Bring together all lines from the listing below that contain the string "全国人口省份分布".

* * * * * * *

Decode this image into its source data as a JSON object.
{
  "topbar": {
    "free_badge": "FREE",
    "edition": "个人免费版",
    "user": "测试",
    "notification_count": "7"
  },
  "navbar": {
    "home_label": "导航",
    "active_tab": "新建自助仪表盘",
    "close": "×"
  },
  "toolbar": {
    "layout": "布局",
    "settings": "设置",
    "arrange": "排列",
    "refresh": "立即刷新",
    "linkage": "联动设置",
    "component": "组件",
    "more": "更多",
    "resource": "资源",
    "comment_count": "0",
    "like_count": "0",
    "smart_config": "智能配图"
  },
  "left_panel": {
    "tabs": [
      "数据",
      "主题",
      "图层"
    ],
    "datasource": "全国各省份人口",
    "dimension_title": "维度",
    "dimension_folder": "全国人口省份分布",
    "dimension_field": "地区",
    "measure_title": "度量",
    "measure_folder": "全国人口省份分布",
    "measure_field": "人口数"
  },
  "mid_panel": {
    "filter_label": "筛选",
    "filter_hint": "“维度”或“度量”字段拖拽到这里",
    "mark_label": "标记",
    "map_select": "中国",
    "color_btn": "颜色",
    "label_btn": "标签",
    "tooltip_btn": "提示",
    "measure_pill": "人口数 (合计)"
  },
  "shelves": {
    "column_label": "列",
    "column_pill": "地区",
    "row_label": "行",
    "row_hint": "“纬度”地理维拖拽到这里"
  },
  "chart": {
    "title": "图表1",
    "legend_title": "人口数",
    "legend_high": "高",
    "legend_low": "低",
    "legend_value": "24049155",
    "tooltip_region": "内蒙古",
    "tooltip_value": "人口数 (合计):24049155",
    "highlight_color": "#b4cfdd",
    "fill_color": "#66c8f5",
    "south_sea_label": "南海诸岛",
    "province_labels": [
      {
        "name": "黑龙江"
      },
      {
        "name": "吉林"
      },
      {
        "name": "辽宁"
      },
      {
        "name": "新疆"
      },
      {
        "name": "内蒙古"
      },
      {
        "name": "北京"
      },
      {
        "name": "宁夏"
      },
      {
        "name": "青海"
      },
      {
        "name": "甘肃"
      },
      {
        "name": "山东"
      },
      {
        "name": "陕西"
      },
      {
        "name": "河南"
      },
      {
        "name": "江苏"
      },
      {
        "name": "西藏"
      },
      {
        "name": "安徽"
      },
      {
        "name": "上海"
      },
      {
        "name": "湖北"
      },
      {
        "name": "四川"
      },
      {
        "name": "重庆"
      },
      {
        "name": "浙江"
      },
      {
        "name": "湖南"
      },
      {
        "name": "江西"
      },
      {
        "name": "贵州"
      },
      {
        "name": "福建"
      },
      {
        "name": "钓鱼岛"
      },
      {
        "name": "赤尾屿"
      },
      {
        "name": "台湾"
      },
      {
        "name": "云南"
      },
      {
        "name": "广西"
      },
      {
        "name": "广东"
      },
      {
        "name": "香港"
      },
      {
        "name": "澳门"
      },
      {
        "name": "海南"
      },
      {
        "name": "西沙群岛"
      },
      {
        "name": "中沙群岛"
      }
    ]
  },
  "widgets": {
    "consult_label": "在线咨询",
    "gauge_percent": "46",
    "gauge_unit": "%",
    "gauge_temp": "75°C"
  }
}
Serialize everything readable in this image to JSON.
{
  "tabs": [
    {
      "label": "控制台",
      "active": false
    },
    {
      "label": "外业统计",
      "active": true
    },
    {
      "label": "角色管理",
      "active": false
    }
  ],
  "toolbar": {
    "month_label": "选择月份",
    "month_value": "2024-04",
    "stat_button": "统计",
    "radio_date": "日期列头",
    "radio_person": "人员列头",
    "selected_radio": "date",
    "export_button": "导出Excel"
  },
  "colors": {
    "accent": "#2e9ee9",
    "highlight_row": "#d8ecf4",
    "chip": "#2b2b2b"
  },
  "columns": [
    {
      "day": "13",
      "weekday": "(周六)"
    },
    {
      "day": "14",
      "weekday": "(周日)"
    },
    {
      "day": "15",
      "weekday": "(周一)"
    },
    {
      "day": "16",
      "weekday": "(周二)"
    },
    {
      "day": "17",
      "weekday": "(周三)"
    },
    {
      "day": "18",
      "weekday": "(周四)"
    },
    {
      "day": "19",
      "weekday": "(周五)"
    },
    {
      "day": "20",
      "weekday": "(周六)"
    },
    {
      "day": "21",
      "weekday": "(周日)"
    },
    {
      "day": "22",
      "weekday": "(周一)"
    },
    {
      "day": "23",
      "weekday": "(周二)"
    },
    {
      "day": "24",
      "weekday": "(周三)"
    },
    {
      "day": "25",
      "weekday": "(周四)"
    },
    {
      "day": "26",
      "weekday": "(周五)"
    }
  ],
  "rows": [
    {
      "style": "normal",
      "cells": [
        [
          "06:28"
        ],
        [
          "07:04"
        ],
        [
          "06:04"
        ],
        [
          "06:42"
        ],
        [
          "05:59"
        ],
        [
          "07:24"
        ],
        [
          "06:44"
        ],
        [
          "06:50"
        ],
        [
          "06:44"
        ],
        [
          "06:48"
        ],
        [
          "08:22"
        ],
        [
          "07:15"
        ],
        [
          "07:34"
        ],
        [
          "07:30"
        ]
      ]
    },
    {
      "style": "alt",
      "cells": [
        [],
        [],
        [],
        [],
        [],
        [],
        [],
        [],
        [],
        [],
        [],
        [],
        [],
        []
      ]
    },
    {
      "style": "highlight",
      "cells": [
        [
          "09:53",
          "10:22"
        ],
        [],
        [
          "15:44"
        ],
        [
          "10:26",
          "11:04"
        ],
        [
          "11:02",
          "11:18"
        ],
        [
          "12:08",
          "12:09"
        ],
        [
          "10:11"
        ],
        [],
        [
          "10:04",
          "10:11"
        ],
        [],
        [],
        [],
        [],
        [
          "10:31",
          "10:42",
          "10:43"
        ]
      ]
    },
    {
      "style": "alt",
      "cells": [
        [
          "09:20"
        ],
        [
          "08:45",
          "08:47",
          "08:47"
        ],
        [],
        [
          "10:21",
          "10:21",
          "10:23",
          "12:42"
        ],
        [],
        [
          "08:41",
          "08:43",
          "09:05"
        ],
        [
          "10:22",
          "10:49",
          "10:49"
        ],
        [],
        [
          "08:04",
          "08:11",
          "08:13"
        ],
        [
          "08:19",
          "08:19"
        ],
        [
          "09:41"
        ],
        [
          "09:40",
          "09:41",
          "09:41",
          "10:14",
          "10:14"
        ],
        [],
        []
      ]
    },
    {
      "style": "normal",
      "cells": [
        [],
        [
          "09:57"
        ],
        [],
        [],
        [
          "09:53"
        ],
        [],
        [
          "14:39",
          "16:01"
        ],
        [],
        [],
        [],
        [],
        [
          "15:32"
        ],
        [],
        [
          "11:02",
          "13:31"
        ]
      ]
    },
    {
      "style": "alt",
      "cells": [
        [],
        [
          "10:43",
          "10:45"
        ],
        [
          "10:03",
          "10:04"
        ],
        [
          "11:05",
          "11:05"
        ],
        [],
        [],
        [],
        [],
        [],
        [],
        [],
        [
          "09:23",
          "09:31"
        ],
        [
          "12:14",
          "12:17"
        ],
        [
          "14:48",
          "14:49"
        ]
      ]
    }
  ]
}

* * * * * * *

SOLUTION TO THE PROBLEM:
    "dimension_folder": "全国人口省份分布",
    "measure_folder": "全国人口省份分布",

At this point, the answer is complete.